Forecasting with penalties is very different from forecasting with the more familiar time series methods, so let us begin with a time-series example.  The Lee-Carter model assumes that:

$$\log \mu_{i,j} = \alpha_i + \beta_i \kappa_j\qquad(1)$$

where $$\mu_{i,j}$$ is the force of mortality at age $$i$$ in year…

### Effective dimension

#### (Feb 19, 2014)

Actuaries often need to smooth mortality rates.  Gompertz (1825) smoothed mortality rates by age and his famous law was a landmark in this area.  Figure 1 shows the Gompertz model fitted to CMI assured lives data for ages 20-90 in the year 2002. The Gompertz Law usually breaks down below about age 40 and a more general smooth curve would be appropriate.  However, a more general smooth curve would obviously require more parameters than the two for the simple Gompertz model.

Figure 1.  Crude mortality rates (black dots) with fitted Gompertz line (solid red) on a logarithmic scale.

When we switch to a forecasting scenario, Figure 2 shows both a straight line and a parabola fitted to years 1947-2002 for age 70.  Clearly,…

#### (Nov 28, 2012)

Graduation is the process whereby smooth mortality rates are created from crude mortality rates.  Smoothness is an important part of graduation, but another is the extrapolation of mortality rates to ages at which data may be unreliable or even non-existent.  An example would be pension-fund work where reliable mortality-experience data might be available up to age 100, but where actuaries required mortality rates up to age 120 (say) for the purposes of calculating pension reserves.  An illustration of this dual smoothing and extrapolation is given in Figure 1.

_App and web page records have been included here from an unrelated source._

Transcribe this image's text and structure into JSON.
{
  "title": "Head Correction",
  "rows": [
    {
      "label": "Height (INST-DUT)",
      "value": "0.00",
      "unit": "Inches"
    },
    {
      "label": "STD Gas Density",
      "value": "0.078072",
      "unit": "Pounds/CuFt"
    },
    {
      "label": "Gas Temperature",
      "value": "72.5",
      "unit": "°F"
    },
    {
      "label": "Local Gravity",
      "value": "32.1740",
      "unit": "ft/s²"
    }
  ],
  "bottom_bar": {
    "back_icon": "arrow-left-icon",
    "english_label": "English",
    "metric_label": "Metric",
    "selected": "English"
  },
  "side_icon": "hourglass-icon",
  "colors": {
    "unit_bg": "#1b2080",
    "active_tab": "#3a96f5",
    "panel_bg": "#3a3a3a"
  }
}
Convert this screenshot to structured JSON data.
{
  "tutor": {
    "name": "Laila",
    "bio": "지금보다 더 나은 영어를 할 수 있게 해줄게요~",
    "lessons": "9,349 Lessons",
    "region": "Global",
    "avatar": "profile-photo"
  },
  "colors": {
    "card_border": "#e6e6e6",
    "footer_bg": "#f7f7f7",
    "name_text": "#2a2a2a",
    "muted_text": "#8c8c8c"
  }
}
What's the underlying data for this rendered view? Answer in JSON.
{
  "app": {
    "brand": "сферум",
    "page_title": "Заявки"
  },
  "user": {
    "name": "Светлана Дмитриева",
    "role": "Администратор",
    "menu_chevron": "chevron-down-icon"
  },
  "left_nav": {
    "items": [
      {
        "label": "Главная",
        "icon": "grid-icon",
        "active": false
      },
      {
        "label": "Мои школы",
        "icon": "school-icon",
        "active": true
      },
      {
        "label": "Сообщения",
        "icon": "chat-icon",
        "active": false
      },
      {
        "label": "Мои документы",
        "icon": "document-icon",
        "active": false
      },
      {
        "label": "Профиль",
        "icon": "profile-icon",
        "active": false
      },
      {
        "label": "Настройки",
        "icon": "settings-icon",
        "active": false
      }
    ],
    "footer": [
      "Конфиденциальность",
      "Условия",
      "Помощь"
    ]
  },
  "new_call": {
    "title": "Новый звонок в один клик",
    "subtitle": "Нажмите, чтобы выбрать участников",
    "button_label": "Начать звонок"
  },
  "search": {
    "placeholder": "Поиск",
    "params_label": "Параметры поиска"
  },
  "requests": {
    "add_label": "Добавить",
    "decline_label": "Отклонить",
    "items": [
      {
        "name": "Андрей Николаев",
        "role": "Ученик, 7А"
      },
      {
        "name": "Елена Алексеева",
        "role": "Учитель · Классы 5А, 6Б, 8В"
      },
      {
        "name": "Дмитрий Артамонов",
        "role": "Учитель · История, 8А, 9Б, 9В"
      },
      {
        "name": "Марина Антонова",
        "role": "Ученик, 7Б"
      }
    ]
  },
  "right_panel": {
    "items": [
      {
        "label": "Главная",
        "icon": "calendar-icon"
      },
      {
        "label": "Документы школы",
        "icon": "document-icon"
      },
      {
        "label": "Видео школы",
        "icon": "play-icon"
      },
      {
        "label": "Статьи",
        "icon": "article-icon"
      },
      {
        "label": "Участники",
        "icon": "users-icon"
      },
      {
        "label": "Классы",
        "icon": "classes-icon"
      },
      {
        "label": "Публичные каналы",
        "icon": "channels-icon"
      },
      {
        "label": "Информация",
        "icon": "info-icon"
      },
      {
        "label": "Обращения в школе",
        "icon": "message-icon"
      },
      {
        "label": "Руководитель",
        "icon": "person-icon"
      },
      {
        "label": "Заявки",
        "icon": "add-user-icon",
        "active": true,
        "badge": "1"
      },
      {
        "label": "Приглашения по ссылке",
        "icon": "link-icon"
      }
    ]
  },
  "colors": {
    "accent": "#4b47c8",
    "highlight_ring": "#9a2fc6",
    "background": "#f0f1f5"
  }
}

Figure 1. log(mortality) by age for males in United States of America.  Crude rates shown for ages 20-100, together with graduated rates outside…